• Task requirements
If a line of the data below contains the string "title", count it, then state the total alone.
(Data for review Opens)
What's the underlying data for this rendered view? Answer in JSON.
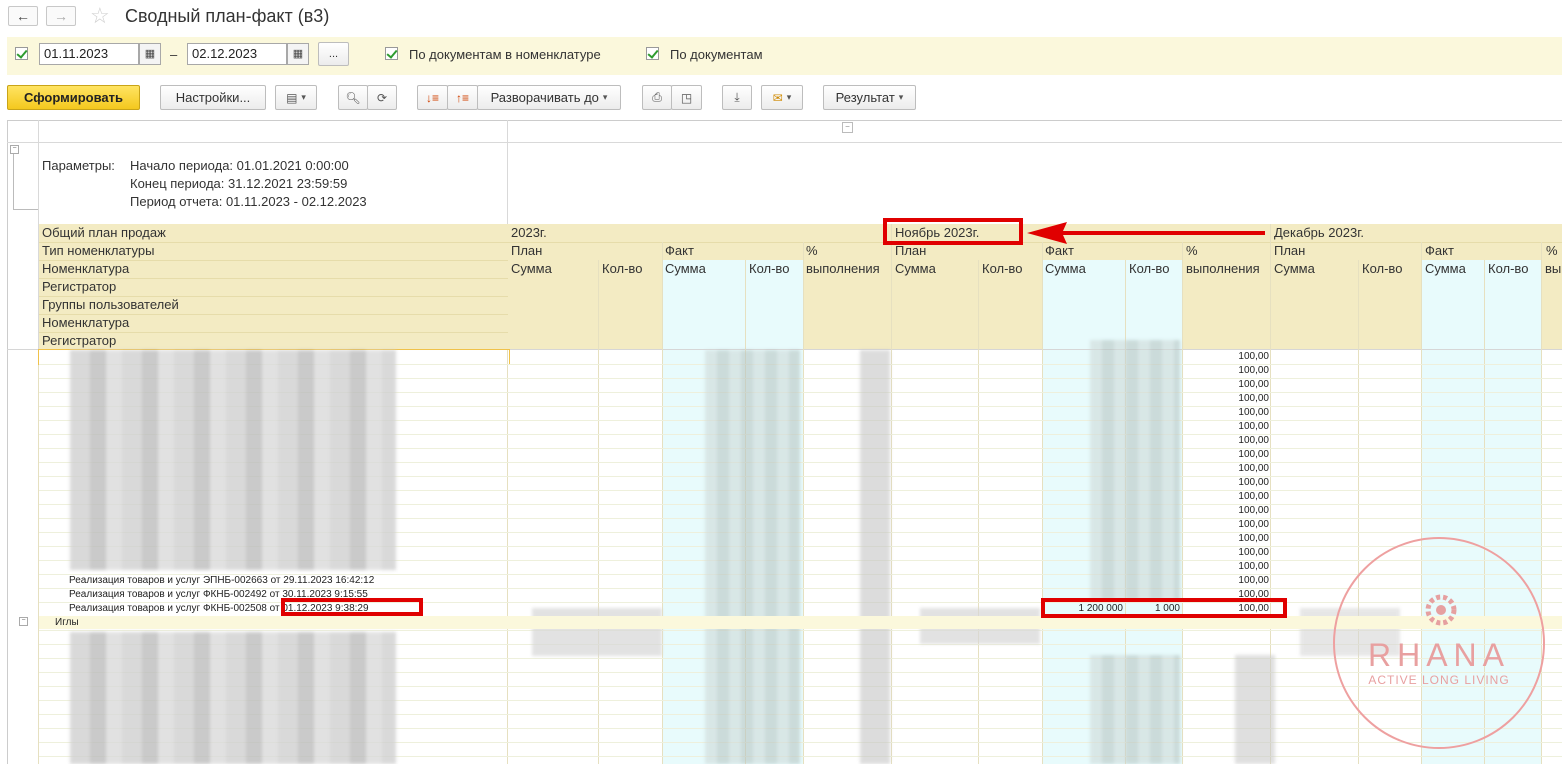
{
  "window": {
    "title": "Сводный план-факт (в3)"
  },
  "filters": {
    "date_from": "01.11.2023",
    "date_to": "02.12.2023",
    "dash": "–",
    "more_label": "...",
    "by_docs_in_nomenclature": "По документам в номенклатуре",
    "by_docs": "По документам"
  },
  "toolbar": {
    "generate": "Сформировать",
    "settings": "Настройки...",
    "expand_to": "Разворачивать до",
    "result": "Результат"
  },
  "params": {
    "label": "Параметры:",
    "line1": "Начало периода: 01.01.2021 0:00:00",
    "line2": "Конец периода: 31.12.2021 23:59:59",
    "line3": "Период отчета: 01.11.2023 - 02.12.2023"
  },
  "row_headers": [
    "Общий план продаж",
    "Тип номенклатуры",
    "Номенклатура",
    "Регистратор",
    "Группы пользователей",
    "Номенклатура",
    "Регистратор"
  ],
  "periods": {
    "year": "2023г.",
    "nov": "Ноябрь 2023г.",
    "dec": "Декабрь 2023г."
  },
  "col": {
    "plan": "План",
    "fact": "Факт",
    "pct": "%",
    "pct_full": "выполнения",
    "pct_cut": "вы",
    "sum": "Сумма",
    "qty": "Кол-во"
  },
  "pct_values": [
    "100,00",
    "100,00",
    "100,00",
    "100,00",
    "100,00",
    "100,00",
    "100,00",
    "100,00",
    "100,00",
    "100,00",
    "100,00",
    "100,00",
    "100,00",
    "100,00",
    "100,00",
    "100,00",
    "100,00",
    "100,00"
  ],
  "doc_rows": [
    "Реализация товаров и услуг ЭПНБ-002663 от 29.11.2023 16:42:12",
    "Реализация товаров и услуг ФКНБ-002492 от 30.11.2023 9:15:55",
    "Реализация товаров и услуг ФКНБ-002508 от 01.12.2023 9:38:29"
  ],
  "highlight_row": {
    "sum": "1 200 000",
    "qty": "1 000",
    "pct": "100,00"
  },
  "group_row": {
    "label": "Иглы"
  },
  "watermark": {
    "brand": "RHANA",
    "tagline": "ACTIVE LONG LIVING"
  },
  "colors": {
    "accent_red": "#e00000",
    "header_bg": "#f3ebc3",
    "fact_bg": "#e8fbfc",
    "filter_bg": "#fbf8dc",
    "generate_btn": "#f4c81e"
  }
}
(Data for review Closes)
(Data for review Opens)
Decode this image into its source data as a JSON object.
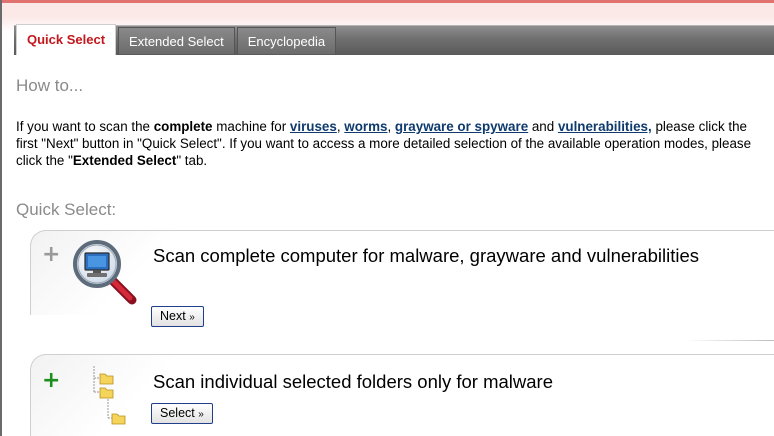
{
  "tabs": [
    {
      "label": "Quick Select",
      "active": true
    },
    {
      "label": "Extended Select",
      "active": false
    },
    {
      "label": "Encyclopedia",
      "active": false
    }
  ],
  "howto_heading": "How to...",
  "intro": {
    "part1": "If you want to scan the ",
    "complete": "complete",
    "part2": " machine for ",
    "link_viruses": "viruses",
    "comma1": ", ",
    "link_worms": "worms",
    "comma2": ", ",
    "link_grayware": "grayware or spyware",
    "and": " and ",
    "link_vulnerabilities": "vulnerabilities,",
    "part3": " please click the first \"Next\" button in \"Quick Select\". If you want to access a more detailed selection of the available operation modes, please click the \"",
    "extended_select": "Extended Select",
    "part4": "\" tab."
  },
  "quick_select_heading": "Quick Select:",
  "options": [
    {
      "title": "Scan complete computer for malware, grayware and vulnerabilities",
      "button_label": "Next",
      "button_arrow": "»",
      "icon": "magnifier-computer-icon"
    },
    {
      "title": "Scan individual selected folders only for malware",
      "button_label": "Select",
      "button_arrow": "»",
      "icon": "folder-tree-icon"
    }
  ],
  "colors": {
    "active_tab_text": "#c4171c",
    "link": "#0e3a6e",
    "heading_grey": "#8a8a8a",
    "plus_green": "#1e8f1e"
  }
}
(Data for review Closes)
• Result below
3